-- Your instructions --
All lines in the data bearing the string "this" should be identified and copied.
(Beginning of Dataset content)
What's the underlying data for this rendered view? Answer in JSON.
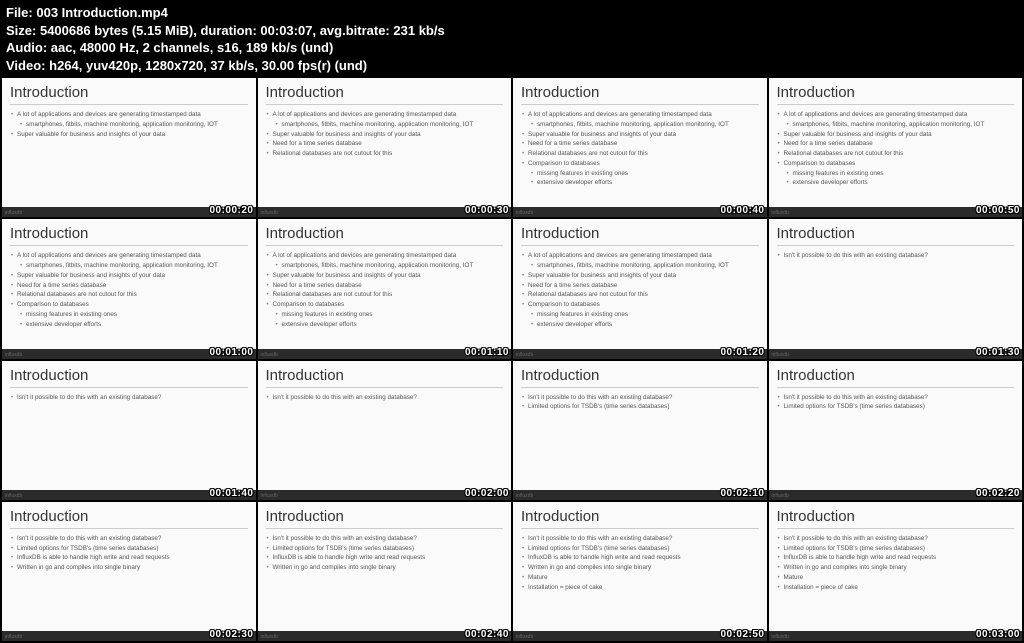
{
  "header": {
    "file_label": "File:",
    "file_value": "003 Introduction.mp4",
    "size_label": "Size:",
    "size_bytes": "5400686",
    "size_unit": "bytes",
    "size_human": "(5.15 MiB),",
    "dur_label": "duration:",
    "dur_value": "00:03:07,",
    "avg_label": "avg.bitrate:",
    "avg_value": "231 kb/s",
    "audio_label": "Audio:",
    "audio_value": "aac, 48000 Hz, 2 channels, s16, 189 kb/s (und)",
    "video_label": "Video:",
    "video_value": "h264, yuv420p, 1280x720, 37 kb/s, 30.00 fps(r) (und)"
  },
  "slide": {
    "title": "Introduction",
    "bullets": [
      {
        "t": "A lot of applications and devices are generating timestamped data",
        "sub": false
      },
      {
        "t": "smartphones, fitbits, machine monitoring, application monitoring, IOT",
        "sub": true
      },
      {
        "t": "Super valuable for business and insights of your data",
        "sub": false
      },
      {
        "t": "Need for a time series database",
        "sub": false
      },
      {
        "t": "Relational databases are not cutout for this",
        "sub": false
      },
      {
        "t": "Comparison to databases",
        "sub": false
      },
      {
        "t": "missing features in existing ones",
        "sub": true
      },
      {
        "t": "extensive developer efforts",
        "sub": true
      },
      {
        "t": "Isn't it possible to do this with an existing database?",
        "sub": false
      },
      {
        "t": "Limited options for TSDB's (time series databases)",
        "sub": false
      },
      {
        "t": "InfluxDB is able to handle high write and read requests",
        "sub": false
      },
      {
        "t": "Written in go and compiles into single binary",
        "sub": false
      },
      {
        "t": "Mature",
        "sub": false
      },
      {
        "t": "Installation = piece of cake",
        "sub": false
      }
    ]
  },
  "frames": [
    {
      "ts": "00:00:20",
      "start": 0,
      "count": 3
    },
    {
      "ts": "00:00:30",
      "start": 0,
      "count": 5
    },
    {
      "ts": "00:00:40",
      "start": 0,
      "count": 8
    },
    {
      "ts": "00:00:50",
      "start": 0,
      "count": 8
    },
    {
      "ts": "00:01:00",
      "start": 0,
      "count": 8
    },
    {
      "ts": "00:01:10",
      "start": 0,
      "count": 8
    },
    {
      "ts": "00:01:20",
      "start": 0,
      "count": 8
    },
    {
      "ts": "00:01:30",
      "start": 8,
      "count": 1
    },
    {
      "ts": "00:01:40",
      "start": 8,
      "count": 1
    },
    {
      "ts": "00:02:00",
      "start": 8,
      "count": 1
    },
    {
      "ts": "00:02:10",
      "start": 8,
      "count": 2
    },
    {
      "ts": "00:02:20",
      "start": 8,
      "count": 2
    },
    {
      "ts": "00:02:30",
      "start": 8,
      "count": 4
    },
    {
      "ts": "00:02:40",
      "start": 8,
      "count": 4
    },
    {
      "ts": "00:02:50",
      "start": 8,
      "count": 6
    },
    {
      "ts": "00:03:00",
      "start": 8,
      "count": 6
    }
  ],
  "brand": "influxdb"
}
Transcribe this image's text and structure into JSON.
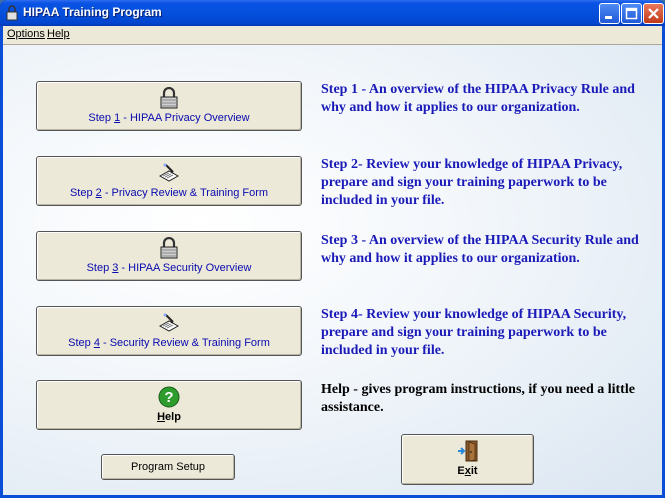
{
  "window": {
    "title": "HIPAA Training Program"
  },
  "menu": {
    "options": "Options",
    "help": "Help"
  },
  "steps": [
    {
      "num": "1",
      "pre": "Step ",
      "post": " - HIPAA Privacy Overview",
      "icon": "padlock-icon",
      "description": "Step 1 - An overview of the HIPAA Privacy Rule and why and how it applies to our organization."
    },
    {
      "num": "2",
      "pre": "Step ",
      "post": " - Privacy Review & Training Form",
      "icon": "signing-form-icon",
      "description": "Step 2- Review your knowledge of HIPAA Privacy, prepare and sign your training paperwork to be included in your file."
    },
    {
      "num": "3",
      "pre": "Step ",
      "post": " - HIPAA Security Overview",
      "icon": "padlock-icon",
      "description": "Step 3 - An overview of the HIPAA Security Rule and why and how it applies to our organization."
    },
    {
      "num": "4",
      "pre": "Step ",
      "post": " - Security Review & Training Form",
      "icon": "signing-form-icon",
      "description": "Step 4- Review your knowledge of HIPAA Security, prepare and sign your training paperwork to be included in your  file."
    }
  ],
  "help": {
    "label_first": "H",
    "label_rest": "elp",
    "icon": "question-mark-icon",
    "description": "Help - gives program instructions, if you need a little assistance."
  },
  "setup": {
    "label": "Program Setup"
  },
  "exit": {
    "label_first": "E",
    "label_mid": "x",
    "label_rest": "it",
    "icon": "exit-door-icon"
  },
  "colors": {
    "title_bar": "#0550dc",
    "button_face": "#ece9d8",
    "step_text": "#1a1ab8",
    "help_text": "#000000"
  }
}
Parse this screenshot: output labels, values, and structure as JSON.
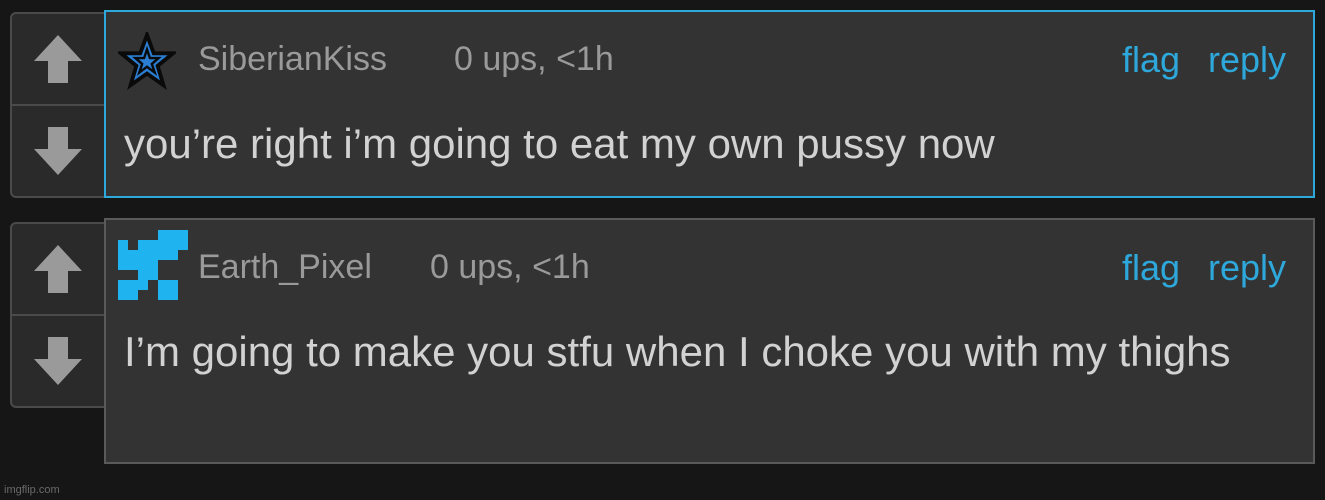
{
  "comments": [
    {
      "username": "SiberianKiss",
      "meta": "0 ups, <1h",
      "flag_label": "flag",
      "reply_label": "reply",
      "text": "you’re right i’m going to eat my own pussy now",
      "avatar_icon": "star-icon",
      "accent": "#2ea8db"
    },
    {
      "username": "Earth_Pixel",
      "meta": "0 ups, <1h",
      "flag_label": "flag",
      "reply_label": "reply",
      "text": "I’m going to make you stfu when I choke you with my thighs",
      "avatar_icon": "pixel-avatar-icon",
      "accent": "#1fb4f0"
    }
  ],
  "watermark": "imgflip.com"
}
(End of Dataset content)
-- Exercise solution --
What's the underlying data for this rendered view? Answer in JSON.
        "t": "Relational databases are not cutout for this",
        "t": "Isn't it possible to do this with an existing database?",
Transcribe this image's text and structure into JSON.
Parse this screenshot: output labels, values, and structure as JSON.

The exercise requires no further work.